This is not meant to be a guilt trip or a push for making Aliyah (although maybe it should be). Rather, it is an observation on which we need to focus more deeply - simply because that’s the only thing we can do! This condition may be found in the Torah. Everything else is found in the Torah, so why not this?

The Torah in this week’s Parshas Vayeira states in Bereishis 22:20-21 "ויהי אחרי הדברים האלה ויגד לאברהם לאמר, הנה ילדה מלכה גם היא בנים לנחור אחיך"  “After this, Avraham received a message: Milcah has also had children from your brother Nachor”. In 22:23 the Torah states "ובתואל ילד את רבקה שמנה אלה ילדה מלכה לנחור אחי אברהם"  “Besuel has had a daughter Rebecca, Milka bore the above eight sons to Avraham’s brother”. The Midrash Rabbah Bereishis 57:1 on this verse quotes Shlomo HaMelech in Mishlei 14:30 "חיי בשרים לב מרפא" “A tranquil heart is the life of the flesh”. The Malbi”m explains that a troubled or distorted Heart  cannot function properly and will not allow the whole body to function smoothly and well; flesh and bones are only as healthy as the spirit they encase. The Midrash states that while Avraham was still on Mount Moriah, he was informed of the birth of the future wife of his son Yitzchok. This news reached him immediately after withdrawing the knife with which he was about to offer his son Yitzchok on the altar. The Torah in Bereishis 29:14 describes the relationship that Lavan sees of Yaakov as, “Yes, indeed, you are my own flesh and blood”, and this brings healing to the heart.” The news Avraham received of Rivka’s birth  injected critical new life into him after being broken from the test of the Akeidas Yitzchok.* If I had to guess, based upon this Midrash, Soroh did know Hashem’s command and allowed Avrohom to fulfill his Mitzva.
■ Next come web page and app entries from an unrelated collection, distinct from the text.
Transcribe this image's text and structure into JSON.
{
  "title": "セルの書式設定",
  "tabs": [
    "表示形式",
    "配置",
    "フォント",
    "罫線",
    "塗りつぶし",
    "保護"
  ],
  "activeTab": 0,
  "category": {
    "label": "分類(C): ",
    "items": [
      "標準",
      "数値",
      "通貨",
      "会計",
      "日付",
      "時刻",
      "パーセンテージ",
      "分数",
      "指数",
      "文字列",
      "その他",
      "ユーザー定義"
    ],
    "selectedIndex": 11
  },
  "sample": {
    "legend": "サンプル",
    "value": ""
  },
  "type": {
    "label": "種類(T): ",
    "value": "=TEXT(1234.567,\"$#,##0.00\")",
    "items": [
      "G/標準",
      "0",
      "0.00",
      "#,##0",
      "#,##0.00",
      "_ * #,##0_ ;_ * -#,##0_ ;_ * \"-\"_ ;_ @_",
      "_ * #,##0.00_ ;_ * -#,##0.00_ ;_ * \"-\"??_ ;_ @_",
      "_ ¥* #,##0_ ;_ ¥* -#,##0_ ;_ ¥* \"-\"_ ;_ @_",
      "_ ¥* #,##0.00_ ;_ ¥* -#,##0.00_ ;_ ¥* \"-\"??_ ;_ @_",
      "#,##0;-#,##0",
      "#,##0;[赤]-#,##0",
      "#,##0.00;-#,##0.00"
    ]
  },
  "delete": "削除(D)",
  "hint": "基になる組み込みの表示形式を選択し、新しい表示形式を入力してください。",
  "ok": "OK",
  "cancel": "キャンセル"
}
Perhaps this was the defining moment, that which gave Avraham new life was the same lack of information that caused the broken heart of Soroh, ultimately causing her death. ** The pain, suffering and sorrow that Sorah endured was affected by her “being away” or being removed from “the unknown” which sometimes gives cause for a different kind of feeling than one experiences when he/she is actually ‘there’ – being in the fight, seeing and feeling it directly. We do know what is happening in Israel, but it is a different kind of knowing. It is a knowing that causes a keen awareness regarding the separation and distance from what is taking place. We may be able to sympathize but also not fully able to empathize. We hope and pray to reunite with all of Klal Yisroel,  and instead of trying to join in their sorrow, we will ultimately be physically united, celebrating our joys together, in person. This trying, emotional pull is not unique. Throughout the world, from Israel to America, throughout South America, Europe and Australia, we are experiencing the beauty of אחדות – Achdus: unity from a distance. May we all grasp the powerful meaning of unity, of being together with love, with focus, with oneness!

*A question I’ve always had that never received a quantitative answer is, did Soroh know that Avrahom was taking Yitzchok to be sacrificed?

** There are commentaries who explain Soroh passing away from a disbelief that Avrohom did NOT fulfill Hashem’s command to sacrifice Yitzchok, again realizing she knew exactly what was going on.

Mon, April 15 2024 7 Nisan 5784